  • Make storytelling a daily work activity. We all tell stories in different ways – sometimes on a canvas, through a photo, in a song, in writing or simply in conversation. Whatever the medium, storytelling gives us the chance to see the world outside of our conventional media constructs. It breaks us free of our silos. And most important, it allows us greater purview into the things that we might not have thought about as businesses, given that most often our access to possibility is self-limiting.

What are your ideas around artistic nourishment?

What are some of things that you’d like to to see change within your own business culture?

Are you up to the challenge of change?

By the way, I am no longer considered a “creative”, but here is some of my art... Perhaps this might lend some perspective around your own role as an artist inside of an organization, or, inspire you to actually create more art.

Providing Artistic Nourishment Inside of Agencies or Organizations #art #creativity #innovation #junto

[“The Glassy Eye”; frame grab from a viral shoot for TRÜF with Adam Goldberg; 2007]

Providing Artistic Nourishment Inside of Agencies or Organizations #art #creativity #innovation #junto

[“The Pixelated Eye”; crayon, pencil & watercolor; 1989]

Providing Artistic Nourishment Inside of Agencies or Organizations #art #creativity #innovation #junto

[“Junkie”; frame grab from a viral shoot for TRÜF with Adam Goldberg, Botox PSA, 2007]

Providing Artistic Nourishment Inside of Agencies or Organizations #art #creativity #innovation #junto

[“Architectural Ellipse”; pen & pencil, 1990]

Providing Artistic Nourishment Inside of Agencies or Organizations #art #creativity #innovation #junto

[“Industrial Transcendence of Trees”; remix of Pink Floyd’s “Animals” album cover, pencil, 1990]


Providing Artistic Nourishment Inside of Agencies or Organizations #art #creativity #innovation #junto

[“Triangularity”; pen & pencil, 1989]


Providing Artistic Nourishment Inside of Agencies or Organizations #art #creativity #innovation #junto

[“Study of the Headless Woman”; watercolor & pencil, 1990]


Providing Artistic Nourishment Inside of Agencies or Organizations #art #creativity #innovation #junto

[“Los Angeles Nightscape”; charcoal; 1990]

Providing Artistic Nourishment Inside of Agencies or Organizations #art #creativity #innovation #junto
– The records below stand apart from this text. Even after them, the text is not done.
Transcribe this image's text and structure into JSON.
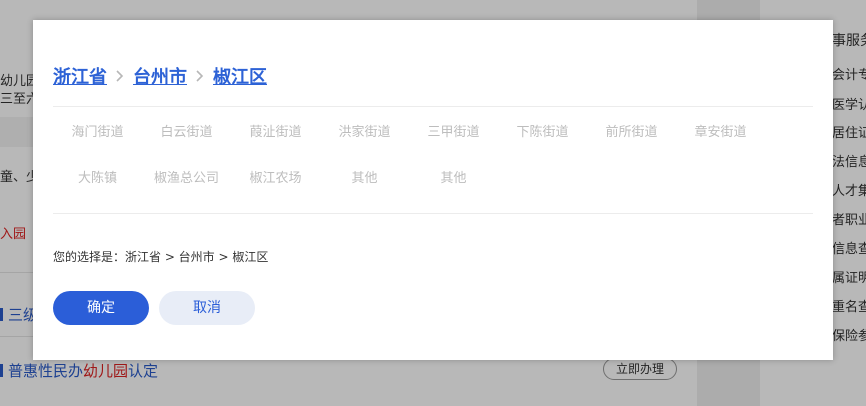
{
  "background": {
    "left_fragments": [
      "幼儿园",
      "三至六",
      "童、少"
    ],
    "red_link": "入园",
    "blue_item_1": "三级",
    "blue_item_2_parts": [
      "普惠性民办",
      "幼儿园",
      "认定"
    ],
    "action_button": "立即办理",
    "right_header": "事服务",
    "right_items": [
      "会计专",
      "医学认",
      "居住证",
      "法信息",
      "人才集",
      "者职业",
      "信息查",
      "属证明",
      "重名查",
      "保险参"
    ]
  },
  "modal": {
    "breadcrumb": [
      "浙江省",
      "台州市",
      "椒江区"
    ],
    "streets": [
      "海门街道",
      "白云街道",
      "葭沚街道",
      "洪家街道",
      "三甲街道",
      "下陈街道",
      "前所街道",
      "章安街道",
      "大陈镇",
      "椒渔总公司",
      "椒江农场",
      "其他",
      "其他"
    ],
    "selection_text": "您的选择是：浙江省 > 台州市 > 椒江区",
    "confirm_label": "确定",
    "cancel_label": "取消"
  },
  "colors": {
    "accent": "#2b5ed8",
    "cancel_bg": "#e8edf7",
    "street_text": "#bdbdbd"
  }
}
[“Ode to Scott Turow”; watercolor, pencil, crayon & tape; 2000]

Providing Artistic Nourishment Inside of Agencies or Organizations #art #creativity #innovation #junto

[“Monk in Boardwalk Isolation”; photograph; 2010]